Žilius, VladislovasBorn in the Šilalė district in 1939. He graduated from the Lithuanian State Art Institute in 1964. Between 1965 and 1969 he worked for Vaga publishers, and between 1970 and 1973 for Mintis publishers as chief artist. He has illustrated and designed books for adults and children, and designed theatre and film sets and costumes. At the end of the 1960s, he developed an interest in abstract art and Pop Art, employing the their principles in his easel paintings, which he could not exhibit publicly because of Soviet censorship, and in his children’s book illustrations. Two children’s books came out with his illustrations in 1972 and 1973. In 1975, he applied to emigrate to Israel, where his wife’s relatives lived, and because of this he was expelled from the Artists’ Union, losing the chance to take part publicly in artistic life. In 1976, he wrote a letter to the first secretary of the Lithuanian Communist Party, expressing his wish to leave for the West, and after that he was allowed to emigrate, and left for the USA. He is currently based in New York. In 1993, he held a solo exhibition at the Centre for Contemporary Art in Vilnius.
Lithuania Guest of Honour in Bologna 2011
I l l u s t r a r I u mSoviet Lithuanian Children’s Book IllustrationCurators Giedrė Jankevičiūtė and Jolita Liškevičienė
Biblioteca dell’Archiginnasio, Bologna, 30 March – 11 April 2011
Catalogue edited by Giedrė Jankevičūtė Texts by Giedrė Jankevičiūtė and Jolita Liškevičienė Translation and editing by Rasa Drazdauskienė, Irena Jomantienė, Joseph EverattGraphic design by Gedas Čiuželis and Jokūbas Jacovskis

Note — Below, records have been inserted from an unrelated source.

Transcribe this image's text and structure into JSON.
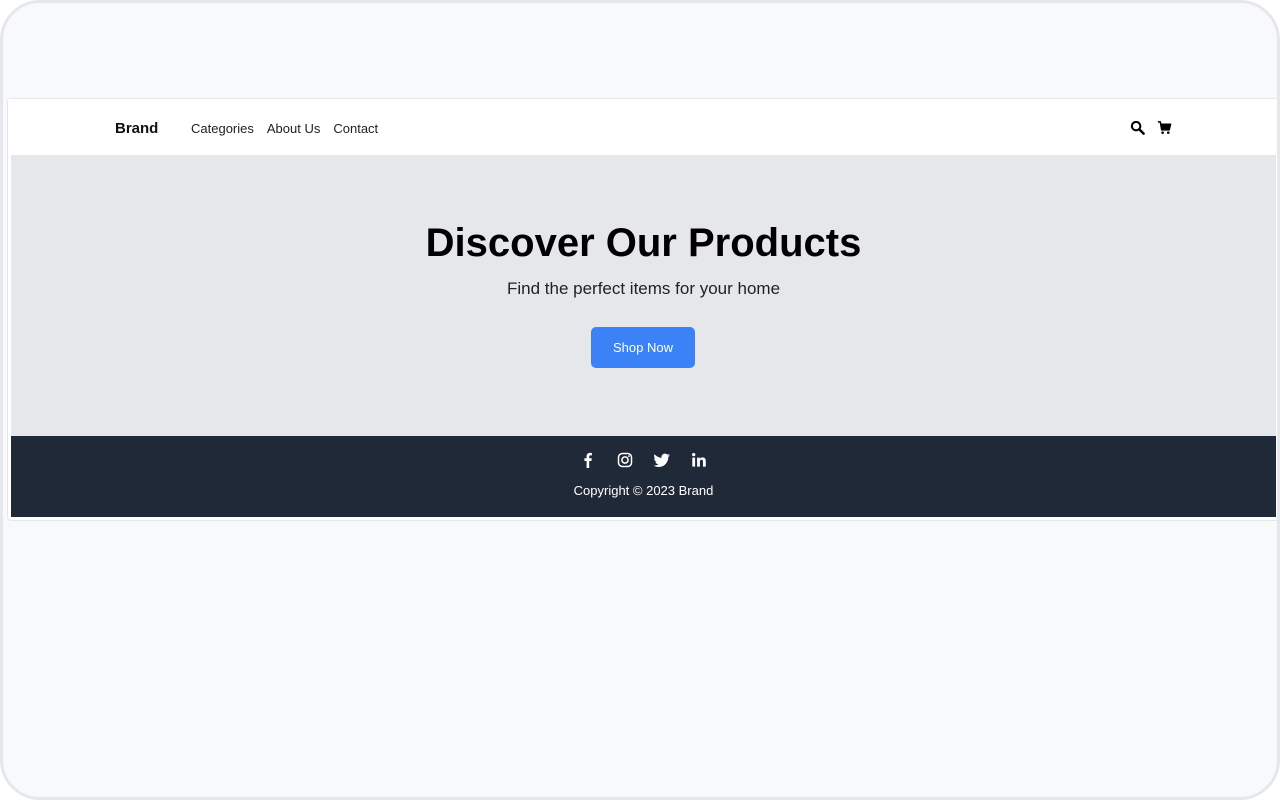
{
  "navbar": {
    "brand": "Brand",
    "links": [
      "Categories",
      "About Us",
      "Contact"
    ],
    "icons": [
      "search-icon",
      "cart-icon"
    ]
  },
  "hero": {
    "title": "Discover Our Products",
    "subtitle": "Find the perfect items for your home",
    "button_label": "Shop Now"
  },
  "footer": {
    "social_icons": [
      "facebook-icon",
      "instagram-icon",
      "twitter-icon",
      "linkedin-icon"
    ],
    "copyright": "Copyright © 2023 Brand"
  },
  "colors": {
    "accent": "#3b82f6",
    "hero_bg": "#e5e7eb",
    "footer_bg": "#1f2937",
    "page_bg": "#f8f9fb"
  }
}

Design and layout by Inter Se, Lithuania www.interse.lt
Printed in Lithuania by www.kopa.eu
Published by the International Cultural Programme Centre, Lithuania www.koperator.lt | www.lituania-bologna.eu
Supported by the Ministry of Culture of the Republic of Lithuania
A c k n o w l e d g e m e n t s
Lithuanian Central State Archive Lithuanian Literature and Art Archive Martynas Mažvydas National Library of Lithuania
Cover: New Year’s Eve in Vilnius. 1966. Photography by Algimantas Kunčius © International Cultural Programme Centre, 2011 The reproduction of this catalogue, even in part, in any form or media is prohibited without written consent of the copyright holder Circulation: 1500
Back cover: New Year’s Eve in Vilnius. 1966. Photography by Algimantas Kunčius© International Cultural Programme Centre, 2011The reproduction of this catalogue, even in part, in any form or media is prohibited without written consent of the copyright holderCirculation: 1500